Comments: How to blow 50 billion without really trying

David

You, along with your fellow Times colleagues, are some of the bullish commentators on the UK economy. You are in stark contrast with Larry Elliot of The Guardian. Yet you have written this article largley arguing that the great British economic miracle of the last 8 years has been built on public spending based on consumer and Government debt. This will have to stop... probably slow down in the next 2 years. What will happen after the public spending tap slows down? There are only two ways a country can become richer in the long run: productivity growth and/or exports - neither of which looks like improving.

What will happen after the public spending tap slows down? Will the sandcastle economy not fall when the waves come in?

Posted by Ash at November 15, 2005 11:13 AM

Pulic sector has grown at an alarming rate thanks to new labour.
This has given the economy a serious imbalance. When this bubble
bursts its going to take more than Mr Bling's men to put it back together again.

Posted by Frank Smith at November 15, 2005 01:36 PM

In response to Ash's comment - it's a little bit more complicated than you suggest. The successful run for the UK economy (continuous growth, low inflation rising employment), which began four years before New Labour was elected, remains worthy of note. I attribute it to:

1. The Tories' microeconomic reforms of the 1980s.
2, The better macroeconomic management of the 1990s and beyond, including inflation-targeting (since late 1992) and Bank of England independence.

I agree, and have written often, that the economy has been over-dependent on the consumer. As for the public sector, I'm glad to say that even under Labour, private sector employment has grown by more, in absolute terms, than public sector jobs.

But there are problems, not of the bubble-bursting variety, but that when you factor in slower growth in consumer and public spending, the re-regulation of the economy and an abject productivity record, the risk is that our performance going forward may not be much better than our sclerotic European neighbours.

Posted by David Smith at November 15, 2005 02:44 PM

David, I think you have a point about the last 8 years being - partly - the fruits of the structural/supply side reforms of the Conservative governments (I am left of centre).
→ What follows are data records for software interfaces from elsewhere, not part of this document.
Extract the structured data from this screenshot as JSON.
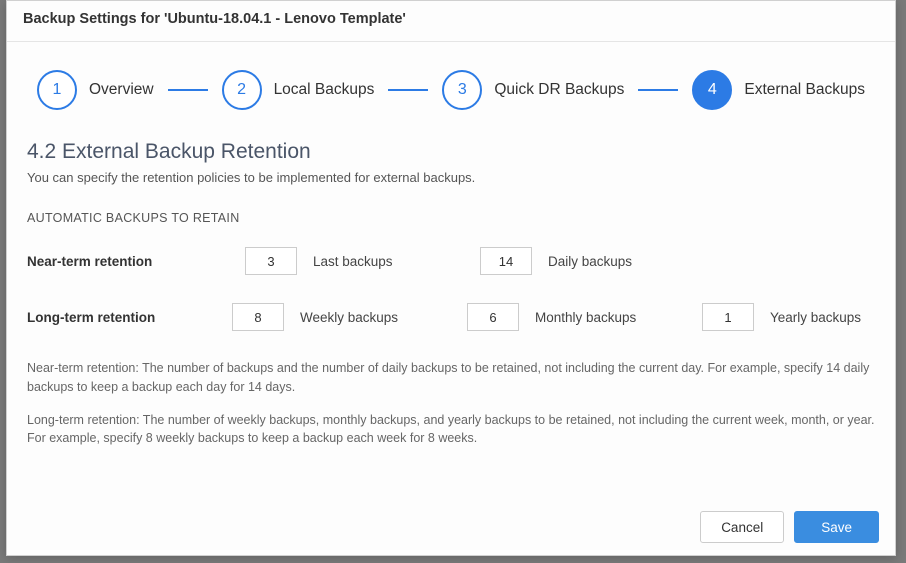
{
  "modal": {
    "title": "Backup Settings for 'Ubuntu-18.04.1 - Lenovo Template'"
  },
  "stepper": {
    "steps": [
      {
        "num": "1",
        "label": "Overview"
      },
      {
        "num": "2",
        "label": "Local Backups"
      },
      {
        "num": "3",
        "label": "Quick DR Backups"
      },
      {
        "num": "4",
        "label": "External Backups"
      }
    ]
  },
  "section": {
    "title": "4.2 External Backup Retention",
    "subtitle": "You can specify the retention policies to be implemented for external backups.",
    "group_label": "AUTOMATIC BACKUPS TO RETAIN"
  },
  "near_term": {
    "row_label": "Near-term retention",
    "last": {
      "value": "3",
      "label": "Last backups"
    },
    "daily": {
      "value": "14",
      "label": "Daily backups"
    }
  },
  "long_term": {
    "row_label": "Long-term retention",
    "weekly": {
      "value": "8",
      "label": "Weekly backups"
    },
    "monthly": {
      "value": "6",
      "label": "Monthly backups"
    },
    "yearly": {
      "value": "1",
      "label": "Yearly backups"
    }
  },
  "help": {
    "near": "Near-term retention: The number of backups and the number of daily backups to be retained, not including the current day. For example, specify 14 daily backups to keep a backup each day for 14 days.",
    "long": "Long-term retention: The number of weekly backups, monthly backups, and yearly backups to be retained, not including the current week, month, or year. For example, specify 8 weekly backups to keep a backup each week for 8 weeks."
  },
  "buttons": {
    "cancel": "Cancel",
    "save": "Save"
  }
}
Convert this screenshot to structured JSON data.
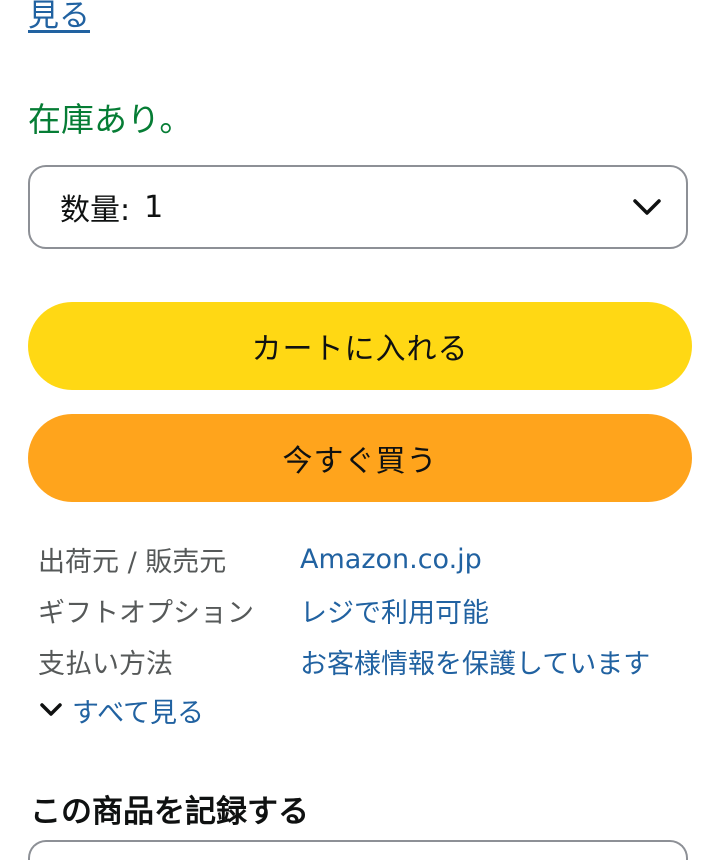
{
  "see_link": "見る",
  "stock_status": "在庫あり。",
  "quantity": {
    "label": "数量:",
    "value": "1",
    "icon": "chevron-down-icon"
  },
  "buttons": {
    "add_to_cart": "カートに入れる",
    "buy_now": "今すぐ買う"
  },
  "info": {
    "rows": [
      {
        "label": "出荷元 / 販売元",
        "value": "Amazon.co.jp"
      },
      {
        "label": "ギフトオプション",
        "value": "レジで利用可能"
      },
      {
        "label": "支払い方法",
        "value": "お客様情報を保護しています"
      }
    ],
    "see_all": "すべて見る"
  },
  "record_title": "この商品を記録する",
  "colors": {
    "link": "#2162a1",
    "in_stock": "#067d35",
    "cart_button": "#ffd814",
    "buy_button": "#ffa41c"
  }
}
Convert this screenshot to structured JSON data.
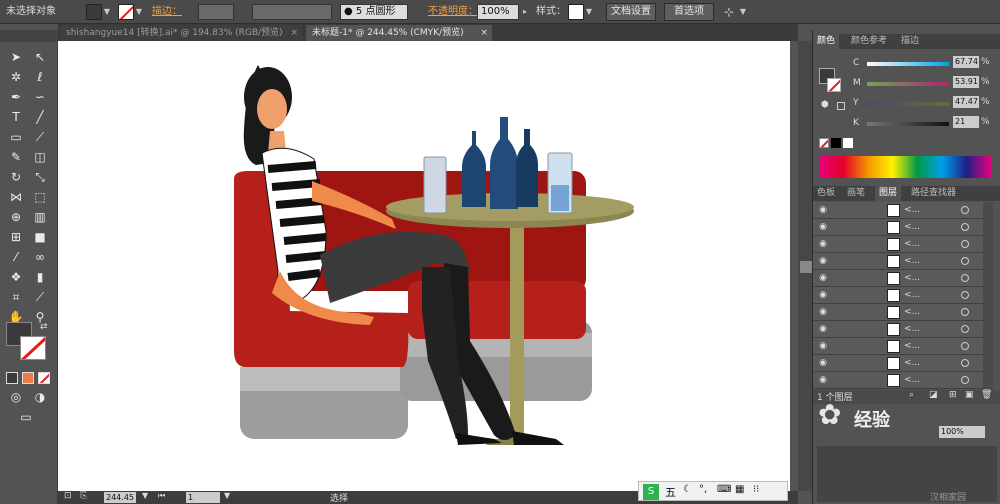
{
  "control_bar": {
    "selection_status": "未选择对象",
    "stroke_label": "描边：",
    "brush_label": "5 点圆形",
    "opacity_label": "不透明度：",
    "opacity_value": "100%",
    "style_label": "样式：",
    "doc_setup_button": "文档设置",
    "prefs_button": "首选项"
  },
  "tabs": [
    {
      "label": "shishangyue14 [转换].ai* @ 194.83% (RGB/预览)",
      "close": "×",
      "active": false
    },
    {
      "label": "未标题-1* @ 244.45% (CMYK/预览)",
      "close": "×",
      "active": true
    }
  ],
  "status_bar": {
    "zoom": "244.45",
    "page": "1",
    "tool_name": "选择",
    "ime_text": "五"
  },
  "color_panel": {
    "tabs": [
      "颜色",
      "颜色参考",
      "描边"
    ],
    "channels": [
      {
        "label": "C",
        "value": "67.74"
      },
      {
        "label": "M",
        "value": "53.91"
      },
      {
        "label": "Y",
        "value": "47.47"
      },
      {
        "label": "K",
        "value": "21"
      }
    ],
    "percent_sign": "%"
  },
  "layers_panel": {
    "tabs": [
      "色板",
      "画笔",
      "图层",
      "路径查找器"
    ],
    "row_name": "<...",
    "rows": 11,
    "footer": "1 个图层"
  },
  "transparency_panel": {
    "value": "100%"
  },
  "watermark": {
    "text": "经验",
    "subtext": "汉相家园"
  },
  "colors": {
    "sofa_red": "#b5201b",
    "sofa_base": "#9e9e9e",
    "table_top": "#8c8752",
    "bottle_blue": "#1e4470",
    "skin": "#f08a4b",
    "hair": "#1a1a1a"
  }
}
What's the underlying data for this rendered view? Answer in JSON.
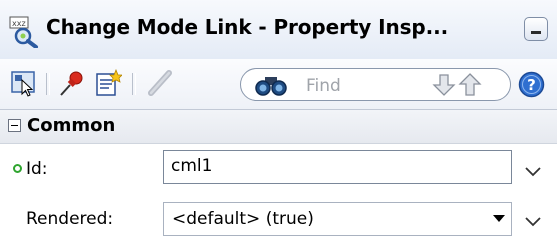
{
  "window": {
    "title": "Change Mode Link - Property Insp...",
    "app_icon": "property-inspector-icon",
    "minimize_icon": "minimize-icon"
  },
  "toolbar": {
    "buttons": [
      {
        "name": "select-node-icon"
      },
      {
        "name": "pin-icon"
      },
      {
        "name": "edit-properties-icon"
      },
      {
        "name": "pencil-icon"
      }
    ],
    "find": {
      "placeholder": "Find",
      "search_icon": "binoculars-icon",
      "prev_icon": "arrow-down-icon",
      "next_icon": "arrow-up-icon"
    },
    "help_icon": "help-icon"
  },
  "section": {
    "title": "Common",
    "expanded": true
  },
  "properties": [
    {
      "label": "Id:",
      "value": "cml1",
      "required": true,
      "type": "text"
    },
    {
      "label": "Rendered:",
      "value": "<default> (true)",
      "required": false,
      "type": "select"
    }
  ],
  "colors": {
    "required_dot": "#2fa52f",
    "titlebar_top": "#f7f9fd",
    "titlebar_bottom": "#e4ebf6"
  }
}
When you say that private sector jobs have expanded at a faster rate than public sector jobs...is it not likley that while the private sector jobs have been low paid and largley unsustainable retail and construction jobs - as in America - the public sector ones have been the more high paying jobs (40-50K bureaucratic management jobs).

I am really keen to pin you down on this. You are saying there is no significant bubble and so there will be no bubble bursting....but the next 5 years might see far less rosy times....possibly with an ever increasing current account budget deficit going to the levels of the Americans; further higher taxes; and some increases in unemployment?

I suppose PBR will give some indications of what lies ahead.

Posted by Ash at November 15, 2005 04:17 PM

David,

What I think you're missing when you say that private sector jobs have grown by more than public sector jobs under New Labour, is that many (perhaps most) of these private sector jobs only exist because of increased public sector activity. That is either supplying the public sector directly, or complying with increased tax complexity, regulations, etc.

Look on any jobs website and you will see the preponderence of jobs selling pharmaceuticals to the NHS, tax accountancy, etc. Every public sector worker requires office space, a desk, software, etc., thus making business good for those companies that supply these things. I am convinced that the part of the economy that does not have the public sector as a customer or work creator has shrunk massively. I know from my own experience in the electronics industry that every job vacancy attracts dozens, if not hundreds, of well qualified applicants - so much for science and engineering skills shortages that we keep hearing about.

This must all end in tears, surely, as the money runs out.

Posted by HJ at November 16, 2005 12:32 PM

i read you articles quite often and you are pretty not far off the mark there is a recession as i work in the manufacturing side of the economy work is slack especially in plastics we have all seen the sales on tv &the lack of confidence in the high street every day some bussiness is squealing and many bankruptinces doesnt that show something about the economy ?so there where has all that 700m
from the nhs gone to ? as i was made redundant last august 04
ifound jobs were there there not there today are they?its just that the government wont admit that there is a recession on for if they did the economy would just collapse even further with the cost of living so frightening can you blame many brits leave this blair land?for 7 out of 10 recon that the grass is greener on the other side they all cant be wrong can they?one more question if gordon becomes pm who is have his old job ? some ones got to clean this mess up havent they? latley gb has blamed everyone else for his mess and certianly not himself how history repeats its self in many ways the buck stops where?.... thats another fine mess you got us into!

Posted by john musty at November 17, 2005 04:52 PM